Explore the natural history of cannibalism in nature and throughout history in this fascinating and macabre new book by Bill Schutt.
Cannibalism: A Perfectly Natural History by Bill Schutt (Algonquin Books, 2017)
In his new book, author Bill Schutt explores some of the most bizarre examples of cannibalism throughout nature and history, ranging from the infamous Donner Party to spiders who feed themselves to their young. Cannibalism: A Perfectly Natural History bites into topics like sexual cannibalism, kuru and Mad Cow Disease, cannibalism in the Bible, mummy powder for medicinal purposes, and the consumption of human placenta.
From the book description:
For centuries scientists have written off cannibalism as a bizarre phenomenon with little biological significance. Its presence in nature was dismissed as a desperate response to starvation or other life-threatening circumstances, and few spent time studying it. A taboo subject in our culture, the behavior was portrayed mostly through horror movies or tabloids sensationalizing the crimes of real-life flesh-eaters. But the true nature of cannibalism–the role it plays in evolution as well as human history–is even more intriguing (and more normal) than the misconceptions we’ve come to accept as fact.
Bringing together the latest cutting-edge science, Schutt answers questions such as why some amphibians consume their mother’s skin; why certain insects bite the heads off their partners after sex; why, up until the end of the twentieth century, Europeans regularly ate human body parts as medical curatives; and how cannibalism might be linked to the extinction of the Neanderthals. He takes us into the future as well, investigating whether, as climate change causes famine, disease, and overcrowding, we may see more outbreaks of cannibalism in many more species–including our own.

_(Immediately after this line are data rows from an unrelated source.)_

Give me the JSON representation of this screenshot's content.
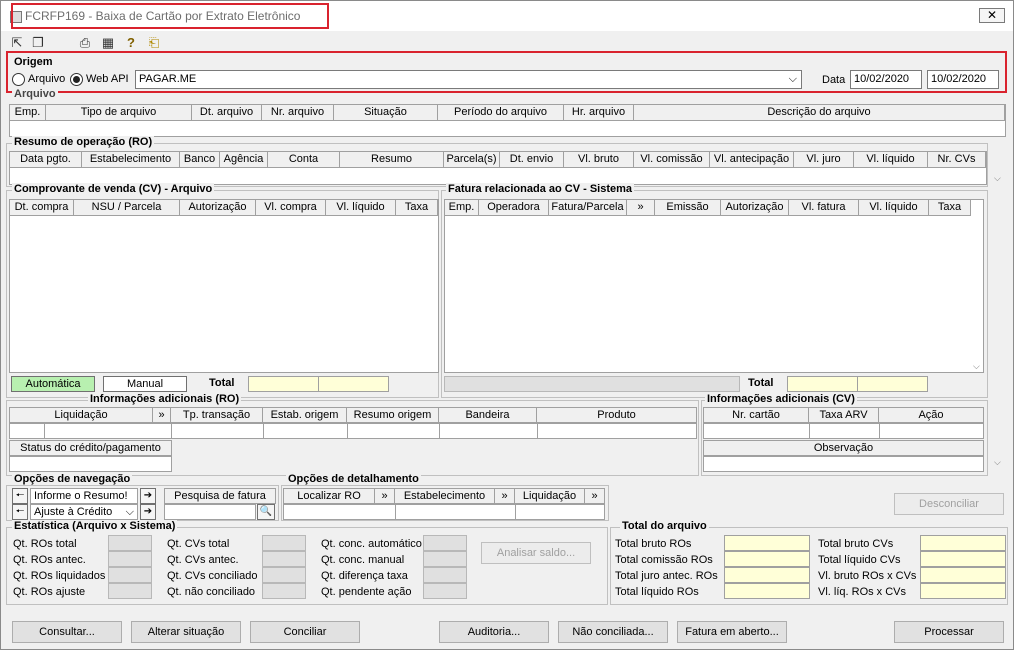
{
  "window": {
    "title": "FCRFP169 - Baixa de Cartão por Extrato Eletrônico",
    "close_label": "✕"
  },
  "toolbar": {
    "icons": [
      "arrow-in-icon",
      "windows-icon",
      "print-icon",
      "calendar-icon",
      "help-icon",
      "exit-icon"
    ]
  },
  "origem": {
    "label": "Origem",
    "opt1": "Arquivo",
    "opt2": "Web API",
    "selected": "Web API",
    "provider": "PAGAR.ME",
    "data_label": "Data",
    "date_from": "10/02/2020",
    "date_to": "10/02/2020"
  },
  "arquivo": {
    "label": "Arquivo",
    "cols": [
      "Emp.",
      "Tipo de arquivo",
      "Dt. arquivo",
      "Nr. arquivo",
      "Situação",
      "Período do arquivo",
      "Hr. arquivo",
      "Descrição do arquivo"
    ]
  },
  "ro": {
    "label": "Resumo de operação (RO)",
    "cols": [
      "Data pgto.",
      "Estabelecimento",
      "Banco",
      "Agência",
      "Conta",
      "Resumo",
      "Parcela(s)",
      "Dt. envio",
      "Vl. bruto",
      "Vl. comissão",
      "Vl. antecipação",
      "Vl. juro",
      "Vl. líquido",
      "Nr. CVs"
    ]
  },
  "cv": {
    "label": "Comprovante de venda (CV) - Arquivo",
    "cols": [
      "Dt. compra",
      "NSU / Parcela",
      "Autorização",
      "Vl. compra",
      "Vl. líquido",
      "Taxa"
    ],
    "auto_label": "Automática",
    "manual_label": "Manual",
    "total_label": "Total"
  },
  "fatura": {
    "label": "Fatura relacionada ao CV - Sistema",
    "cols": [
      "Emp.",
      "Operadora",
      "Fatura/Parcela",
      "»",
      "Emissão",
      "Autorização",
      "Vl. fatura",
      "Vl. líquido",
      "Taxa"
    ],
    "total_label": "Total"
  },
  "info_ro": {
    "label": "Informações adicionais (RO)",
    "cols": [
      "Liquidação",
      "»",
      "Tp. transação",
      "Estab. origem",
      "Resumo origem",
      "Bandeira",
      "Produto"
    ],
    "status_label": "Status do crédito/pagamento"
  },
  "info_cv": {
    "label": "Informações adicionais (CV)",
    "cols": [
      "Nr. cartão",
      "Taxa ARV",
      "Ação"
    ],
    "obs_label": "Observação"
  },
  "nav": {
    "label": "Opções de navegação",
    "item1": "Informe o Resumo!",
    "item2": "Ajuste à Crédito",
    "search_label": "Pesquisa de fatura"
  },
  "det": {
    "label": "Opções de detalhamento",
    "b1": "Localizar RO",
    "b2": "Estabelecimento",
    "b3": "Liquidação",
    "arrow": "»"
  },
  "desconciliar": "Desconciliar",
  "stats": {
    "label": "Estatística (Arquivo x Sistema)",
    "c1": [
      "Qt. ROs total",
      "Qt. ROs antec.",
      "Qt. ROs liquidados",
      "Qt. ROs ajuste"
    ],
    "c2": [
      "Qt. CVs total",
      "Qt. CVs antec.",
      "Qt. CVs conciliado",
      "Qt. não conciliado"
    ],
    "c3": [
      "Qt. conc. automático",
      "Qt. conc. manual",
      "Qt. diferença taxa",
      "Qt. pendente ação"
    ],
    "analisar": "Analisar saldo..."
  },
  "totals": {
    "label": "Total do arquivo",
    "c1": [
      "Total bruto ROs",
      "Total comissão ROs",
      "Total juro antec. ROs",
      "Total líquido ROs"
    ],
    "c2": [
      "Total bruto CVs",
      "Total líquido CVs",
      "Vl. bruto ROs x CVs",
      "Vl. líq. ROs x CVs"
    ]
  },
  "bottom": {
    "consultar": "Consultar...",
    "alterar": "Alterar situação",
    "conciliar": "Conciliar",
    "auditoria": "Auditoria...",
    "nao_conciliada": "Não conciliada...",
    "fatura_aberto": "Fatura em aberto...",
    "processar": "Processar"
  },
  "colors": {
    "accent_red": "#d9232e",
    "green": "#b8f0b0",
    "yellow": "#ffffd8"
  }
}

Cannibalism places a perfectly natural occurrence into a vital new context and invites us to explore why it both enthralls and repels us.

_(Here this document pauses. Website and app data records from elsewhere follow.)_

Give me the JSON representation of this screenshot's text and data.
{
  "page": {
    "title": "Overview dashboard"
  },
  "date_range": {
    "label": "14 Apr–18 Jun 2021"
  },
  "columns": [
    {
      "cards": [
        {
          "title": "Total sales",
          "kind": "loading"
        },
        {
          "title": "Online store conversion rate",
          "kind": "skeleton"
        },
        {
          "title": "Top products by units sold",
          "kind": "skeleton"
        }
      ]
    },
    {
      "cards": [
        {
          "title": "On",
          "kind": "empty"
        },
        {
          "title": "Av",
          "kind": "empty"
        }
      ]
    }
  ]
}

Cannibalism: A Perfectly Natural History is available right here.